A central axiom in scientific research is that the quality of the answer received depends on the quality of the question asked. This adage should be considered in discovery, as well. Nearly every lawyer has a story where he or she was surprised at an interview or deposition by an employee who had responsive information that had not been identified in the collection process. That information could be housed in a day planner, on a tablet device, or on their personal computer. For some individuals, the questions must be both broad and specific enough to capture all the information in their possession. A question that is too narrow or fails to specify all potential sources of information may lead to a low-quality answer and surprises down the road.

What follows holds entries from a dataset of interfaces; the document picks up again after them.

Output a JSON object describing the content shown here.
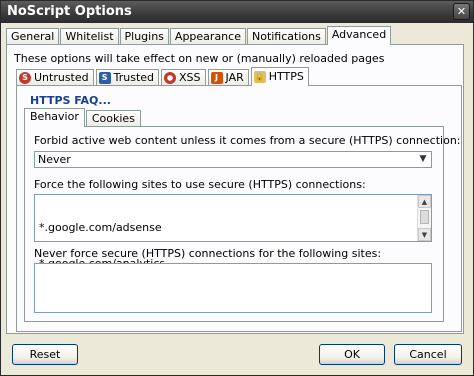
{
  "window": {
    "title": "NoScript Options",
    "close_glyph": "✕"
  },
  "tabs": [
    {
      "label": "General"
    },
    {
      "label": "Whitelist"
    },
    {
      "label": "Plugins"
    },
    {
      "label": "Appearance"
    },
    {
      "label": "Notifications"
    },
    {
      "label": "Advanced",
      "active": true
    }
  ],
  "advanced": {
    "description": "These options will take effect on new or (manually) reloaded pages",
    "subtabs": [
      {
        "label": "Untrusted",
        "icon": "untrusted-icon",
        "glyph": "S"
      },
      {
        "label": "Trusted",
        "icon": "trusted-icon",
        "glyph": "S"
      },
      {
        "label": "XSS",
        "icon": "xss-icon",
        "glyph": ""
      },
      {
        "label": "JAR",
        "icon": "jar-icon",
        "glyph": "J"
      },
      {
        "label": "HTTPS",
        "icon": "https-icon",
        "glyph": "🔒",
        "active": true
      }
    ]
  },
  "https": {
    "faq_link": "HTTPS FAQ...",
    "tabs": [
      {
        "label": "Behavior",
        "active": true
      },
      {
        "label": "Cookies"
      }
    ],
    "forbid_label": "Forbid active web content unless it comes from a secure (HTTPS) connection:",
    "forbid_value": "Never",
    "force_label": "Force the following sites to use secure (HTTPS) connections:",
    "force_sites": [
      "*.google.com/adsense",
      "*.google.com/analytics"
    ],
    "never_force_label": "Never force secure (HTTPS) connections for the following sites:",
    "never_force_sites": []
  },
  "buttons": {
    "reset": "Reset",
    "ok": "OK",
    "cancel": "Cancel"
  }
}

We have shifted our focus from paper files to email and electronic files without carefully considering the knowledge gap. With the extreme growth in technology in the last twenty years, it is not uncommon to see some employees in an organization eschew email as much as possible, while others run “paperless” offices. Moreover, some individuals may use a combination of paper and electronic files. In some cases, those individuals may duplicate electronic content on paper (and vice-versa), leading to a mind-boggling amount of potentially relevant information.

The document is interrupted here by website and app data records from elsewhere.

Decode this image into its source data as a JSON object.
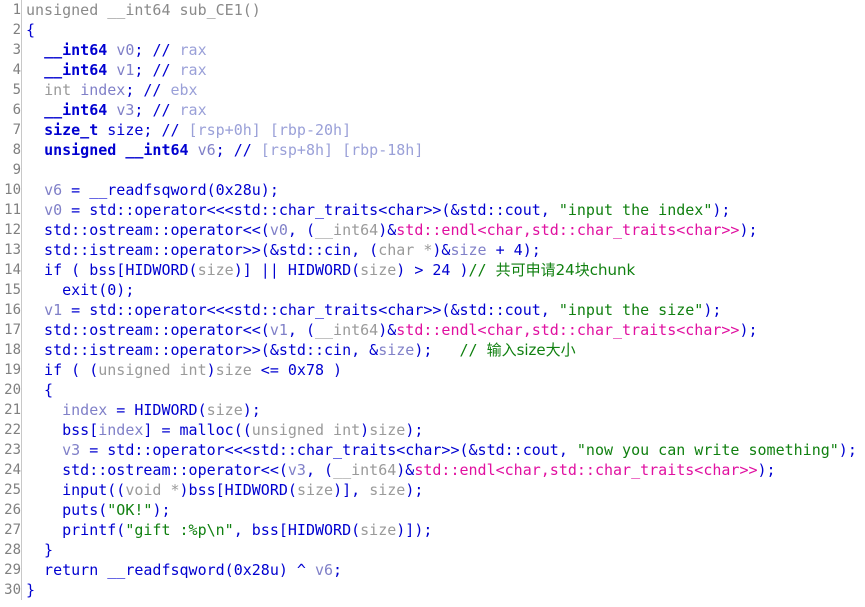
{
  "view": {
    "name": "decompiler-pseudocode",
    "title": "unsigned __int64 sub_CE1()",
    "background_color": "#ffffff",
    "gutter_color": "#808080",
    "total_lines": 30
  },
  "colors": {
    "code_blue": "#0000d0",
    "local_var": "#8080c8",
    "dim_gray": "#9a9a9a",
    "string_green": "#108010",
    "comment_green": "#108010",
    "library_magenta": "#e010a0",
    "signature_gray": "#8a8a8a",
    "line_number_gray": "#808080"
  },
  "lines": [
    {
      "n": "1",
      "tokens": [
        {
          "t": "unsigned __int64 sub_CE1()",
          "c": "t-sig"
        }
      ]
    },
    {
      "n": "2",
      "tokens": [
        {
          "t": "{",
          "c": "t-plain"
        }
      ]
    },
    {
      "n": "3",
      "tokens": [
        {
          "t": "  ",
          "c": "t-plain"
        },
        {
          "t": "__int64",
          "c": "t-kw"
        },
        {
          "t": " ",
          "c": "t-plain"
        },
        {
          "t": "v0",
          "c": "t-lvar"
        },
        {
          "t": "; ",
          "c": "t-plain"
        },
        {
          "t": "//",
          "c": "t-cmt-slash"
        },
        {
          "t": " rax",
          "c": "t-reg"
        }
      ]
    },
    {
      "n": "4",
      "tokens": [
        {
          "t": "  ",
          "c": "t-plain"
        },
        {
          "t": "__int64",
          "c": "t-kw"
        },
        {
          "t": " ",
          "c": "t-plain"
        },
        {
          "t": "v1",
          "c": "t-lvar"
        },
        {
          "t": "; ",
          "c": "t-plain"
        },
        {
          "t": "//",
          "c": "t-cmt-slash"
        },
        {
          "t": " rax",
          "c": "t-reg"
        }
      ]
    },
    {
      "n": "5",
      "tokens": [
        {
          "t": "  ",
          "c": "t-plain"
        },
        {
          "t": "int",
          "c": "t-dim"
        },
        {
          "t": " ",
          "c": "t-plain"
        },
        {
          "t": "index",
          "c": "t-lvar"
        },
        {
          "t": "; ",
          "c": "t-plain"
        },
        {
          "t": "//",
          "c": "t-cmt-slash"
        },
        {
          "t": " ebx",
          "c": "t-reg"
        }
      ]
    },
    {
      "n": "6",
      "tokens": [
        {
          "t": "  ",
          "c": "t-plain"
        },
        {
          "t": "__int64",
          "c": "t-kw"
        },
        {
          "t": " ",
          "c": "t-plain"
        },
        {
          "t": "v3",
          "c": "t-lvar"
        },
        {
          "t": "; ",
          "c": "t-plain"
        },
        {
          "t": "//",
          "c": "t-cmt-slash"
        },
        {
          "t": " rax",
          "c": "t-reg"
        }
      ]
    },
    {
      "n": "7",
      "tokens": [
        {
          "t": "  ",
          "c": "t-plain"
        },
        {
          "t": "size_t",
          "c": "t-kw"
        },
        {
          "t": " size; ",
          "c": "t-plain"
        },
        {
          "t": "//",
          "c": "t-cmt-slash"
        },
        {
          "t": " [rsp+0h] [rbp-20h]",
          "c": "t-reg"
        }
      ]
    },
    {
      "n": "8",
      "tokens": [
        {
          "t": "  ",
          "c": "t-plain"
        },
        {
          "t": "unsigned __int64",
          "c": "t-kw"
        },
        {
          "t": " ",
          "c": "t-plain"
        },
        {
          "t": "v6",
          "c": "t-lvar"
        },
        {
          "t": "; ",
          "c": "t-plain"
        },
        {
          "t": "//",
          "c": "t-cmt-slash"
        },
        {
          "t": " [rsp+8h] [rbp-18h]",
          "c": "t-reg"
        }
      ]
    },
    {
      "n": "9",
      "tokens": [
        {
          "t": "",
          "c": "t-plain"
        }
      ]
    },
    {
      "n": "10",
      "tokens": [
        {
          "t": "  ",
          "c": "t-plain"
        },
        {
          "t": "v6",
          "c": "t-lvar"
        },
        {
          "t": " = __readfsqword(0x28u);",
          "c": "t-plain"
        }
      ]
    },
    {
      "n": "11",
      "tokens": [
        {
          "t": "  ",
          "c": "t-plain"
        },
        {
          "t": "v0",
          "c": "t-lvar"
        },
        {
          "t": " = std::operator<<<std::char_traits<char>>(&std::cout, ",
          "c": "t-plain"
        },
        {
          "t": "\"input the index\"",
          "c": "t-str"
        },
        {
          "t": ");",
          "c": "t-plain"
        }
      ]
    },
    {
      "n": "12",
      "tokens": [
        {
          "t": "  std::ostream::operator<<(",
          "c": "t-plain"
        },
        {
          "t": "v0",
          "c": "t-lvar"
        },
        {
          "t": ", (",
          "c": "t-plain"
        },
        {
          "t": "__int64",
          "c": "t-dim"
        },
        {
          "t": ")&",
          "c": "t-plain"
        },
        {
          "t": "std::endl<char,std::char_traits<char>>",
          "c": "t-lib"
        },
        {
          "t": ");",
          "c": "t-plain"
        }
      ]
    },
    {
      "n": "13",
      "tokens": [
        {
          "t": "  std::istream::operator>>(&std::cin, (",
          "c": "t-plain"
        },
        {
          "t": "char *",
          "c": "t-dim"
        },
        {
          "t": ")&",
          "c": "t-plain"
        },
        {
          "t": "size",
          "c": "t-lvar"
        },
        {
          "t": " + 4);",
          "c": "t-plain"
        }
      ]
    },
    {
      "n": "14",
      "tokens": [
        {
          "t": "  if ( bss[HIDWORD(",
          "c": "t-plain"
        },
        {
          "t": "size",
          "c": "t-dim"
        },
        {
          "t": ")] || HIDWORD(",
          "c": "t-plain"
        },
        {
          "t": "size",
          "c": "t-dim"
        },
        {
          "t": ") > 24 )",
          "c": "t-plain"
        },
        {
          "t": "// ",
          "c": "t-cmt"
        },
        {
          "t": "共可申请24块chunk",
          "c": "t-cmt cjk"
        }
      ]
    },
    {
      "n": "15",
      "tokens": [
        {
          "t": "    exit(0);",
          "c": "t-plain"
        }
      ]
    },
    {
      "n": "16",
      "tokens": [
        {
          "t": "  ",
          "c": "t-plain"
        },
        {
          "t": "v1",
          "c": "t-lvar"
        },
        {
          "t": " = std::operator<<<std::char_traits<char>>(&std::cout, ",
          "c": "t-plain"
        },
        {
          "t": "\"input the size\"",
          "c": "t-str"
        },
        {
          "t": ");",
          "c": "t-plain"
        }
      ]
    },
    {
      "n": "17",
      "tokens": [
        {
          "t": "  std::ostream::operator<<(",
          "c": "t-plain"
        },
        {
          "t": "v1",
          "c": "t-lvar"
        },
        {
          "t": ", (",
          "c": "t-plain"
        },
        {
          "t": "__int64",
          "c": "t-dim"
        },
        {
          "t": ")&",
          "c": "t-plain"
        },
        {
          "t": "std::endl<char,std::char_traits<char>>",
          "c": "t-lib"
        },
        {
          "t": ");",
          "c": "t-plain"
        }
      ]
    },
    {
      "n": "18",
      "tokens": [
        {
          "t": "  std::istream::operator>>(&std::cin, &",
          "c": "t-plain"
        },
        {
          "t": "size",
          "c": "t-lvar"
        },
        {
          "t": ");   ",
          "c": "t-plain"
        },
        {
          "t": "// ",
          "c": "t-cmt"
        },
        {
          "t": "输入size大小",
          "c": "t-cmt cjk"
        }
      ]
    },
    {
      "n": "19",
      "tokens": [
        {
          "t": "  if ( (",
          "c": "t-plain"
        },
        {
          "t": "unsigned int",
          "c": "t-dim"
        },
        {
          "t": ")",
          "c": "t-plain"
        },
        {
          "t": "size",
          "c": "t-dim"
        },
        {
          "t": " <= 0x78 )",
          "c": "t-plain"
        }
      ]
    },
    {
      "n": "20",
      "tokens": [
        {
          "t": "  {",
          "c": "t-plain"
        }
      ]
    },
    {
      "n": "21",
      "tokens": [
        {
          "t": "    ",
          "c": "t-plain"
        },
        {
          "t": "index",
          "c": "t-lvar"
        },
        {
          "t": " = HIDWORD(",
          "c": "t-plain"
        },
        {
          "t": "size",
          "c": "t-dim"
        },
        {
          "t": ");",
          "c": "t-plain"
        }
      ]
    },
    {
      "n": "22",
      "tokens": [
        {
          "t": "    bss[",
          "c": "t-plain"
        },
        {
          "t": "index",
          "c": "t-lvar"
        },
        {
          "t": "] = malloc((",
          "c": "t-plain"
        },
        {
          "t": "unsigned int",
          "c": "t-dim"
        },
        {
          "t": ")",
          "c": "t-plain"
        },
        {
          "t": "size",
          "c": "t-dim"
        },
        {
          "t": ");",
          "c": "t-plain"
        }
      ]
    },
    {
      "n": "23",
      "tokens": [
        {
          "t": "    ",
          "c": "t-plain"
        },
        {
          "t": "v3",
          "c": "t-lvar"
        },
        {
          "t": " = std::operator<<<std::char_traits<char>>(&std::cout, ",
          "c": "t-plain"
        },
        {
          "t": "\"now you can write something\"",
          "c": "t-str"
        },
        {
          "t": ");",
          "c": "t-plain"
        }
      ]
    },
    {
      "n": "24",
      "tokens": [
        {
          "t": "    std::ostream::operator<<(",
          "c": "t-plain"
        },
        {
          "t": "v3",
          "c": "t-lvar"
        },
        {
          "t": ", (",
          "c": "t-plain"
        },
        {
          "t": "__int64",
          "c": "t-dim"
        },
        {
          "t": ")&",
          "c": "t-plain"
        },
        {
          "t": "std::endl<char,std::char_traits<char>>",
          "c": "t-lib"
        },
        {
          "t": ");",
          "c": "t-plain"
        }
      ]
    },
    {
      "n": "25",
      "tokens": [
        {
          "t": "    input((",
          "c": "t-plain"
        },
        {
          "t": "void *",
          "c": "t-dim"
        },
        {
          "t": ")bss[HIDWORD(",
          "c": "t-plain"
        },
        {
          "t": "size",
          "c": "t-dim"
        },
        {
          "t": ")], ",
          "c": "t-plain"
        },
        {
          "t": "size",
          "c": "t-dim"
        },
        {
          "t": ");",
          "c": "t-plain"
        }
      ]
    },
    {
      "n": "26",
      "tokens": [
        {
          "t": "    puts(",
          "c": "t-plain"
        },
        {
          "t": "\"OK!\"",
          "c": "t-str"
        },
        {
          "t": ");",
          "c": "t-plain"
        }
      ]
    },
    {
      "n": "27",
      "tokens": [
        {
          "t": "    printf(",
          "c": "t-plain"
        },
        {
          "t": "\"gift :%p\\n\"",
          "c": "t-str"
        },
        {
          "t": ", bss[HIDWORD(",
          "c": "t-plain"
        },
        {
          "t": "size",
          "c": "t-dim"
        },
        {
          "t": ")]);",
          "c": "t-plain"
        }
      ]
    },
    {
      "n": "28",
      "tokens": [
        {
          "t": "  }",
          "c": "t-plain"
        }
      ]
    },
    {
      "n": "29",
      "tokens": [
        {
          "t": "  return __readfsqword(0x28u) ^ ",
          "c": "t-plain"
        },
        {
          "t": "v6",
          "c": "t-lvar"
        },
        {
          "t": ";",
          "c": "t-plain"
        }
      ]
    },
    {
      "n": "30",
      "tokens": [
        {
          "t": "}",
          "c": "t-plain"
        }
      ]
    }
  ]
}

When interviewing an employee who may have relevant information in a particular case, then, the lawyer must be cognizant of all the ways that individual creates and stores information. For employees who have assistants, a conversation with the assistant could identify sources of documents the employee may not have considered. For individuals who are “tech-savvy,” the lawyer must ask about all devices that person uses for any business purpose, including email. In the most difficult case, the individual who falls somewhere between technophobe and early adopter, the lawyer must take great care to ask the right questions and identify all sources of potentially relevant information, whether electronic or on paper.

As the use of technology in business increases, we must remember that this growth is not equal among all individuals and companies. In some companies, every employee will have a smartphone, tablet, and laptop, generating huge amounts of electronic data. In others, email may be limited to certain groups of employees and used only in the office. Before responding to discovery or even sending a litigation hold letter, gaining knowledge of how that particular company creates and maintains information is imperative. We must ask the best questions to receive the best answers.

Valerie Diden Moore